There should also be a strategic consideration: “An attack on power grids in the West could give NATO a reason to declare the alliance case,” says Sven Herpig, head of cybersecurity policy at the Stiftung Neue Verantwortung (SNV). Putin may want to prevent this, despite all the aggressive rhetoric.
In the event of an escalation, the Russian leader must expect the West to respond with cyber attacks and disrupt the Russian power grid, for example. The specialists of the US intelligence service NSA would probably be able to do this.
However, all this is not a reason for relaxation. For example, the IT industry association Bitkom observes that IT systems in Germany are increasingly being scanned for vulnerabilities. “Although such activities are commonplace, such an increase can also be an indication of upcoming attacks,” says Sebastian Artz, Head of Cyber and Information Security.

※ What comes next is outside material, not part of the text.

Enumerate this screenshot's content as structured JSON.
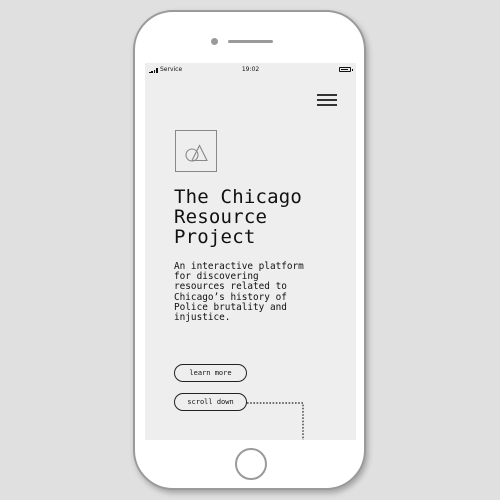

And SAP CEO Christian Klein warns that the software manufacturer is increasingly affected by cyber attacks.
There are several reasons why the threat is likely to increase:
- The sanctions of the West hit Russia hard, the economic outlook is poor. It is to be expected that the Putin regime will respond to this, says Shulman – to extract information from politics, to sow discord and to take revenge. Cyber attacks are ideally suited for espionage, disinformation and sabotage.

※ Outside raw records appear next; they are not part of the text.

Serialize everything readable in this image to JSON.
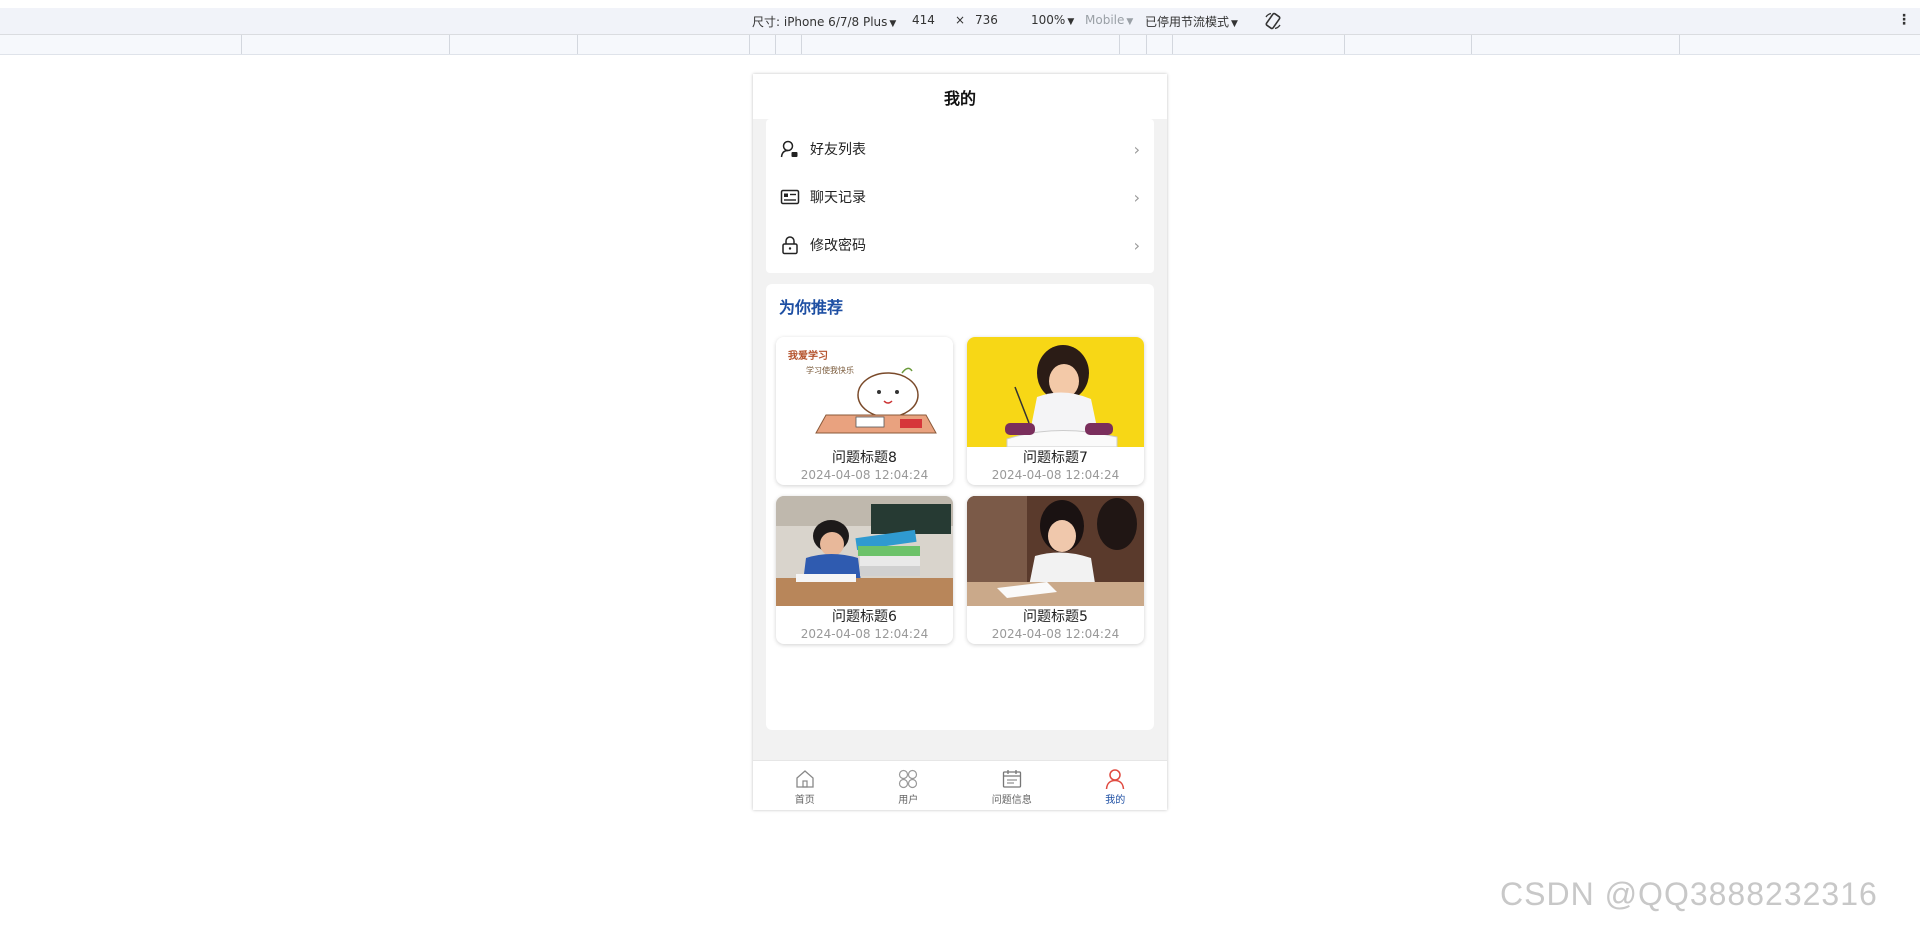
{
  "devtools": {
    "size_label": "尺寸: iPhone 6/7/8 Plus",
    "width": "414",
    "times": "×",
    "height": "736",
    "zoom": "100%",
    "mode": "Mobile",
    "throttle": "已停用节流模式",
    "rotate_icon": "rotate-icon",
    "more_icon": "kebab-icon"
  },
  "app": {
    "title": "我的",
    "menu": [
      {
        "label": "好友列表",
        "icon": "user-list-icon"
      },
      {
        "label": "聊天记录",
        "icon": "chat-record-icon"
      },
      {
        "label": "修改密码",
        "icon": "lock-icon"
      }
    ],
    "recommend": {
      "title": "为你推荐",
      "posts": [
        {
          "title": "问题标题8",
          "date": "2024-04-08 12:04:24",
          "thumb_text_1": "我爱学习",
          "thumb_text_2": "学习使我快乐"
        },
        {
          "title": "问题标题7",
          "date": "2024-04-08 12:04:24"
        },
        {
          "title": "问题标题6",
          "date": "2024-04-08 12:04:24"
        },
        {
          "title": "问题标题5",
          "date": "2024-04-08 12:04:24"
        }
      ]
    },
    "tabs": [
      {
        "label": "首页",
        "icon": "home-icon",
        "active": false
      },
      {
        "label": "用户",
        "icon": "grid-icon",
        "active": false
      },
      {
        "label": "问题信息",
        "icon": "calendar-icon",
        "active": false
      },
      {
        "label": "我的",
        "icon": "person-icon",
        "active": true
      }
    ]
  },
  "colors": {
    "accent": "#1e4fa3",
    "active_tab_icon": "#e0493f"
  },
  "watermark": "CSDN @QQ3888232316"
}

- In Russia, numerous criminal hacker groups are active with the connivance of the state, says Shulman. It is conceivable that the regime encourages them to cause damage to Western companies, authorities and research institutions, for example with blackmail software.
- Attacks that apply to Ukraine can also unintentionally harm other countries. For example, in 2017, Russian hackers sabotaged Ukrainian companies with the NotPetya virus – but the software also spread to numerous German organizations. The failure of the Viasat satellite system is also considered collateral damage.
- The war in Ukraine offers hackers and spies from other countries a pretext for their activities, Google researchers report. For example, a group allegedly connected to the Chinese army is trying to spy on the military and governments in Ukraine, Russia, Kazakhstan and Mongolia. In addition, there are numerous “financially motivated” activities.